**Required work**: Report, as a number alone, how many lines below contain the string "School".

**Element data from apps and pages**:
- - - - -

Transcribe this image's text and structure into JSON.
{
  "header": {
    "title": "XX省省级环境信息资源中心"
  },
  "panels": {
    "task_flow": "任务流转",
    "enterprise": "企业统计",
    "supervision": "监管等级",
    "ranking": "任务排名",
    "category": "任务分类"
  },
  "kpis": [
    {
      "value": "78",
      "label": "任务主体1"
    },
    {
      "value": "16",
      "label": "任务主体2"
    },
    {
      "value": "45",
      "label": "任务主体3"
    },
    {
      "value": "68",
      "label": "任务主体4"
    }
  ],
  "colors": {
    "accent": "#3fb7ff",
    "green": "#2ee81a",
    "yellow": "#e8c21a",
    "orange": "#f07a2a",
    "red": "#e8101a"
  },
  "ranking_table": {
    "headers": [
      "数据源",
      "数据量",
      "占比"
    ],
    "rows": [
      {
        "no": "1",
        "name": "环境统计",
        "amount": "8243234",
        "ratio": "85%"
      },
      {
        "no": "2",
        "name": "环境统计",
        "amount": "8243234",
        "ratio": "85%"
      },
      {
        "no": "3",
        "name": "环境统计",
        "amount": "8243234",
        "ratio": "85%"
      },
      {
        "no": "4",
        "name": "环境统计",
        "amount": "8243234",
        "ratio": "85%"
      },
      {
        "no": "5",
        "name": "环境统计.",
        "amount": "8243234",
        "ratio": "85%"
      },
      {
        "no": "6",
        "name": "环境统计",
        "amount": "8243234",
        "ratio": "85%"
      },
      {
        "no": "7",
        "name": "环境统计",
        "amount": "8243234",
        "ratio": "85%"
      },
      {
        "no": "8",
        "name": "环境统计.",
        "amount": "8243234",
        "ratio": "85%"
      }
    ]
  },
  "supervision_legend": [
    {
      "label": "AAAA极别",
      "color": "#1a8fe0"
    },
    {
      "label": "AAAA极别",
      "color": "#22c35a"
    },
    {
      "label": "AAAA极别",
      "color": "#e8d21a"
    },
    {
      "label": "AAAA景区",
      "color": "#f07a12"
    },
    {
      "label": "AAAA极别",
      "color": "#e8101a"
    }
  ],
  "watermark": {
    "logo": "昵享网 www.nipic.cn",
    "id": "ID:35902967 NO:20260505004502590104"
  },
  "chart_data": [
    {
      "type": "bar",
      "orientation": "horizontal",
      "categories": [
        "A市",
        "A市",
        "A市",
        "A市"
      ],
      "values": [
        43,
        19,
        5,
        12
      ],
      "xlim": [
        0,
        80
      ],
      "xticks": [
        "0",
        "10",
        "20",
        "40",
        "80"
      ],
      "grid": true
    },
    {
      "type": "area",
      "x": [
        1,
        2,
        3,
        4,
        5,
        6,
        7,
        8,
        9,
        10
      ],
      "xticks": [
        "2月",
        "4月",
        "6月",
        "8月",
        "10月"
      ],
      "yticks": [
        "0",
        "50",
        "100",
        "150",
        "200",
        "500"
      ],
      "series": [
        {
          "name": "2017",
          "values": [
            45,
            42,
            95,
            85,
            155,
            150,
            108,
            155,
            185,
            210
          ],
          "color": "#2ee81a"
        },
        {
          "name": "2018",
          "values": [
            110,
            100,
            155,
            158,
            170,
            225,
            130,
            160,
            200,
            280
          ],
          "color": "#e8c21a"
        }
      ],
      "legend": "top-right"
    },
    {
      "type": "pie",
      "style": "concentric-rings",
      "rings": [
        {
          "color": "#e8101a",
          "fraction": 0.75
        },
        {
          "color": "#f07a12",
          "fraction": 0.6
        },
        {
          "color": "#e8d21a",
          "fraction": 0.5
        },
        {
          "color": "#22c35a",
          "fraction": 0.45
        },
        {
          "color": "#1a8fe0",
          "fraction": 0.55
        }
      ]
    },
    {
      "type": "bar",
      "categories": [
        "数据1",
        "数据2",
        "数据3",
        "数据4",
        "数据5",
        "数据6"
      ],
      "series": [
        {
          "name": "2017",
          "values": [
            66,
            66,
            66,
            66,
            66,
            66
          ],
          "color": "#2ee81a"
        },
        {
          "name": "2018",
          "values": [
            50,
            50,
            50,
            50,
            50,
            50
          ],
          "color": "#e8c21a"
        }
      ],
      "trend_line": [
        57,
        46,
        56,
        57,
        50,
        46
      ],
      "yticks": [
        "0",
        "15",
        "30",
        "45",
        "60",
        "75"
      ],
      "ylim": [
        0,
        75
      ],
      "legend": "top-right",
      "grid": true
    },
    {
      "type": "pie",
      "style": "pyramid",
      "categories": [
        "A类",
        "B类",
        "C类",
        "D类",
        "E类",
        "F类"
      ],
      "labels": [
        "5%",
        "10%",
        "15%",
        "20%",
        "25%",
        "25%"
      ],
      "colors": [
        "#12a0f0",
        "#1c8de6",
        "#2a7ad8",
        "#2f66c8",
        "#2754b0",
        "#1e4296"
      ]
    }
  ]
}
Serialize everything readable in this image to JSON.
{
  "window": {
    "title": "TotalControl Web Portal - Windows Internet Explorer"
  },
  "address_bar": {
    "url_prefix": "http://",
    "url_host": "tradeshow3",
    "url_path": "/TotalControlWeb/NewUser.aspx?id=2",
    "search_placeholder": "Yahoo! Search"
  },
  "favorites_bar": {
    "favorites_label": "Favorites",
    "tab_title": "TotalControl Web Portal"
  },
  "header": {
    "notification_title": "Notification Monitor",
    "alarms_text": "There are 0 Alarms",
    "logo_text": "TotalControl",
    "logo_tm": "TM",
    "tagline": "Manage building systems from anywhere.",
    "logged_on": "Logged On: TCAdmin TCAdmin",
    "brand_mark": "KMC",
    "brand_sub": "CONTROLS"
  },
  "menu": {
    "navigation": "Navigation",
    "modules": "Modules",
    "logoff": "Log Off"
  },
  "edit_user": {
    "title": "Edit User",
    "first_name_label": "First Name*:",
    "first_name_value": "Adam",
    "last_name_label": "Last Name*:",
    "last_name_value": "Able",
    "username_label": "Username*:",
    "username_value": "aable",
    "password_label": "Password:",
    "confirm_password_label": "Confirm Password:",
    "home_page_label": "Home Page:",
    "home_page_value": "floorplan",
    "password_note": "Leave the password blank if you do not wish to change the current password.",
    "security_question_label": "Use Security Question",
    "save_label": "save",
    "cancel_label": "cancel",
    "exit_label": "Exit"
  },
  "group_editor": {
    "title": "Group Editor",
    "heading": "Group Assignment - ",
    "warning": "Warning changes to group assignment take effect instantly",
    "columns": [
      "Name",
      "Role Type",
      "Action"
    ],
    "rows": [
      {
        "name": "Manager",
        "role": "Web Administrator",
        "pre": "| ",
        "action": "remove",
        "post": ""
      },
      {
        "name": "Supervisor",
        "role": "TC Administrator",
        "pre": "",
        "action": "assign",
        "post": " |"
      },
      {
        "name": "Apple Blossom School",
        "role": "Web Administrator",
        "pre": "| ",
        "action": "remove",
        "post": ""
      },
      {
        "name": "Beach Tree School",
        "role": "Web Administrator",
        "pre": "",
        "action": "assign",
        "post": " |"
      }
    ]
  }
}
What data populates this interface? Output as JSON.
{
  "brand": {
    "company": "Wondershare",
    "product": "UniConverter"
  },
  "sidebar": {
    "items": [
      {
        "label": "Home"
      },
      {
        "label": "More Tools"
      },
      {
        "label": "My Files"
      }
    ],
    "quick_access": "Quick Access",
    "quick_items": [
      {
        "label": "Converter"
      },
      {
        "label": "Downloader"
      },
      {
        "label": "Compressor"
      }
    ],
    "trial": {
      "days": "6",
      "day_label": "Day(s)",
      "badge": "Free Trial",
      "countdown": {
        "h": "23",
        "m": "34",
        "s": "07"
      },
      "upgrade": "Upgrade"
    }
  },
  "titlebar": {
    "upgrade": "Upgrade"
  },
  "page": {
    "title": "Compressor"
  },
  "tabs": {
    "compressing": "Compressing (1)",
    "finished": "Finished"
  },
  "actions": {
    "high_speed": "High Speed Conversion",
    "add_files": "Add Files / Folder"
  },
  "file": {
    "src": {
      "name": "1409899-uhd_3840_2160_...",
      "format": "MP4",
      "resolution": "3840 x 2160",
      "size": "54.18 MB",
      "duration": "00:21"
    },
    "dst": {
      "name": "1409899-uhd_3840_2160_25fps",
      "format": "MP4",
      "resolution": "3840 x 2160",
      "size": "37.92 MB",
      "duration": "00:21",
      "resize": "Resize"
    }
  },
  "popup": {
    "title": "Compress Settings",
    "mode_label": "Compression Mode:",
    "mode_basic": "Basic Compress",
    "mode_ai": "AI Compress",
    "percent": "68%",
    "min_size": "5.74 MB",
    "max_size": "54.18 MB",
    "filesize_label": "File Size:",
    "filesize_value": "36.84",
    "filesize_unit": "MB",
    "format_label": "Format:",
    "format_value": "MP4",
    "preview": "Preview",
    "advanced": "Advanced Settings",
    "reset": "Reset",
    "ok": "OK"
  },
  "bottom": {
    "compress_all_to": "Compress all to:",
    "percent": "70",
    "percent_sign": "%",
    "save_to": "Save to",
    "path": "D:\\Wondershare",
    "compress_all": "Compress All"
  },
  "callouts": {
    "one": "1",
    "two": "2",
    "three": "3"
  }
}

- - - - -

**Answer box**: 2